__Work instruction__. Where a record holds a picture, leave the picture out; otherwise repeat every record exactly.

__Records provided__.
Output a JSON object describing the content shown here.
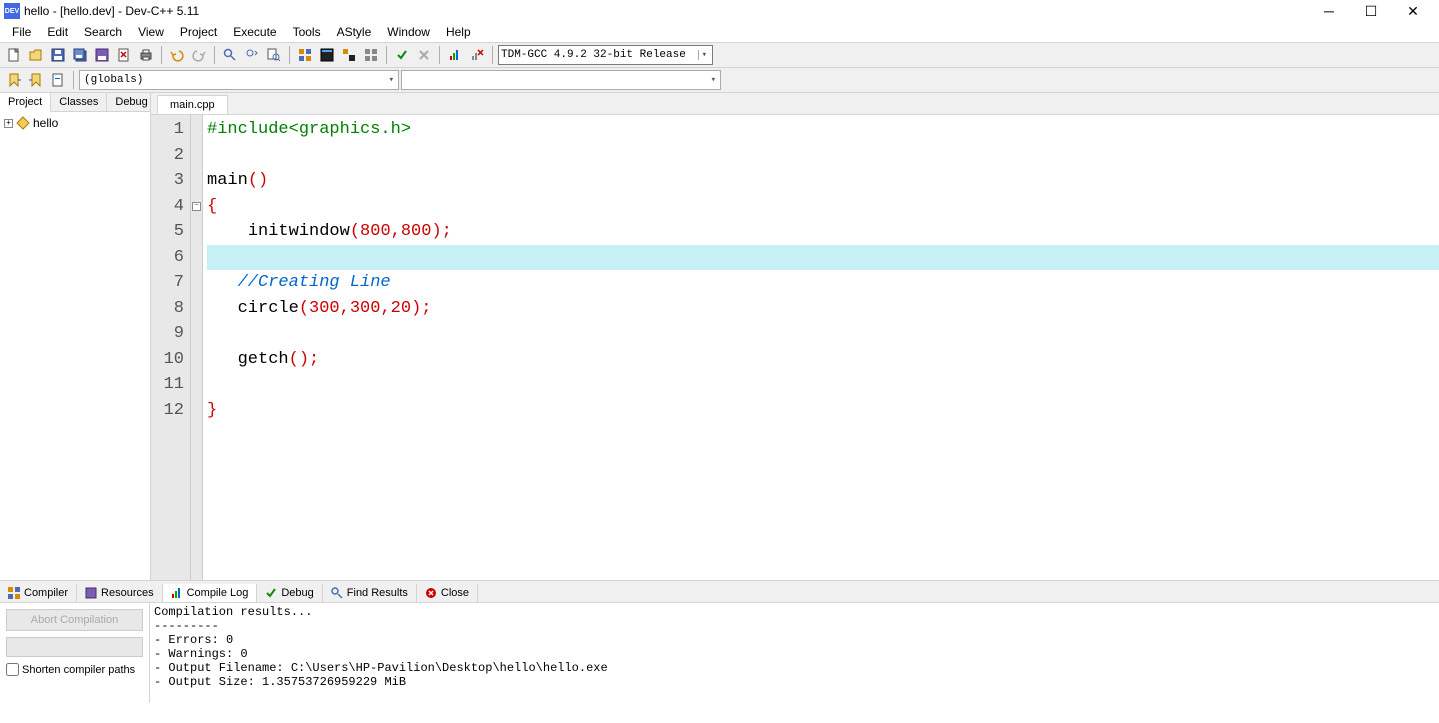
{
  "title": "hello - [hello.dev] - Dev-C++ 5.11",
  "app_icon_text": "DEV",
  "menu": [
    "File",
    "Edit",
    "Search",
    "View",
    "Project",
    "Execute",
    "Tools",
    "AStyle",
    "Window",
    "Help"
  ],
  "compiler_profile": "TDM-GCC 4.9.2 32-bit Release",
  "globals_label": "(globals)",
  "sidebar_tabs": [
    "Project",
    "Classes",
    "Debug"
  ],
  "active_sidebar_tab": 0,
  "project_name": "hello",
  "editor_tab": "main.cpp",
  "code_lines": [
    {
      "n": 1,
      "html": "<span class='kw-preproc'>#include&lt;graphics.h&gt;</span>"
    },
    {
      "n": 2,
      "html": ""
    },
    {
      "n": 3,
      "html": "<span class='kw-main'>main</span><span class='paren'>()</span>"
    },
    {
      "n": 4,
      "html": "<span class='brace'>{</span>",
      "fold": "minus"
    },
    {
      "n": 5,
      "html": "    <span class='str-ident'>initwindow</span><span class='paren'>(</span><span class='number'>800</span><span class='paren'>,</span><span class='number'>800</span><span class='paren'>)</span><span class='semi'>;</span>"
    },
    {
      "n": 6,
      "html": "    ",
      "hl": true
    },
    {
      "n": 7,
      "html": "   <span class='comment'>//Creating Line</span>"
    },
    {
      "n": 8,
      "html": "   <span class='str-ident'>circle</span><span class='paren'>(</span><span class='number'>300</span><span class='paren'>,</span><span class='number'>300</span><span class='paren'>,</span><span class='number'>20</span><span class='paren'>)</span><span class='semi'>;</span>"
    },
    {
      "n": 9,
      "html": ""
    },
    {
      "n": 10,
      "html": "   <span class='str-ident'>getch</span><span class='paren'>()</span><span class='semi'>;</span>"
    },
    {
      "n": 11,
      "html": ""
    },
    {
      "n": 12,
      "html": "<span class='brace'>}</span>"
    }
  ],
  "bottom_tabs": [
    {
      "label": "Compiler",
      "icon": "grid"
    },
    {
      "label": "Resources",
      "icon": "resources"
    },
    {
      "label": "Compile Log",
      "icon": "chart",
      "active": true
    },
    {
      "label": "Debug",
      "icon": "check"
    },
    {
      "label": "Find Results",
      "icon": "search"
    },
    {
      "label": "Close",
      "icon": "close"
    }
  ],
  "abort_label": "Abort Compilation",
  "shorten_label": "Shorten compiler paths",
  "compile_log": "Compilation results...\n---------\n- Errors: 0\n- Warnings: 0\n- Output Filename: C:\\Users\\HP-Pavilion\\Desktop\\hello\\hello.exe\n- Output Size: 1.35753726959229 MiB"
}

__Answer for the task__.
Output a JSON object describing the content shown here.
{
  "title": "hello - [hello.dev] - Dev-C++ 5.11",
  "app_icon_text": "DEV",
  "menu": [
    "File",
    "Edit",
    "Search",
    "View",
    "Project",
    "Execute",
    "Tools",
    "AStyle",
    "Window",
    "Help"
  ],
  "compiler_profile": "TDM-GCC 4.9.2 32-bit Release",
  "globals_label": "(globals)",
  "sidebar_tabs": [
    "Project",
    "Classes",
    "Debug"
  ],
  "active_sidebar_tab": 0,
  "project_name": "hello",
  "editor_tab": "main.cpp",
  "code_lines": [
    {
      "n": 1,
      "html": "<span class='kw-preproc'>#include&lt;graphics.h&gt;</span>"
    },
    {
      "n": 2,
      "html": ""
    },
    {
      "n": 3,
      "html": "<span class='kw-main'>main</span><span class='paren'>()</span>"
    },
    {
      "n": 4,
      "html": "<span class='brace'>{</span>",
      "fold": "minus"
    },
    {
      "n": 5,
      "html": "    <span class='str-ident'>initwindow</span><span class='paren'>(</span><span class='number'>800</span><span class='paren'>,</span><span class='number'>800</span><span class='paren'>)</span><span class='semi'>;</span>"
    },
    {
      "n": 6,
      "html": "    ",
      "hl": true
    },
    {
      "n": 7,
      "html": "   <span class='comment'>//Creating Line</span>"
    },
    {
      "n": 8,
      "html": "   <span class='str-ident'>circle</span><span class='paren'>(</span><span class='number'>300</span><span class='paren'>,</span><span class='number'>300</span><span class='paren'>,</span><span class='number'>20</span><span class='paren'>)</span><span class='semi'>;</span>"
    },
    {
      "n": 9,
      "html": ""
    },
    {
      "n": 10,
      "html": "   <span class='str-ident'>getch</span><span class='paren'>()</span><span class='semi'>;</span>"
    },
    {
      "n": 11,
      "html": ""
    },
    {
      "n": 12,
      "html": "<span class='brace'>}</span>"
    }
  ],
  "bottom_tabs": [
    {
      "label": "Compiler",
      "icon": "grid"
    },
    {
      "label": "Resources",
      "icon": "resources"
    },
    {
      "label": "Compile Log",
      "icon": "chart",
      "active": true
    },
    {
      "label": "Debug",
      "icon": "check"
    },
    {
      "label": "Find Results",
      "icon": "search"
    },
    {
      "label": "Close",
      "icon": "close"
    }
  ],
  "abort_label": "Abort Compilation",
  "shorten_label": "Shorten compiler paths",
  "compile_log": "Compilation results...\n---------\n- Errors: 0\n- Warnings: 0\n- Output Filename: C:\\Users\\HP-Pavilion\\Desktop\\hello\\hello.exe\n- Output Size: 1.35753726959229 MiB"
}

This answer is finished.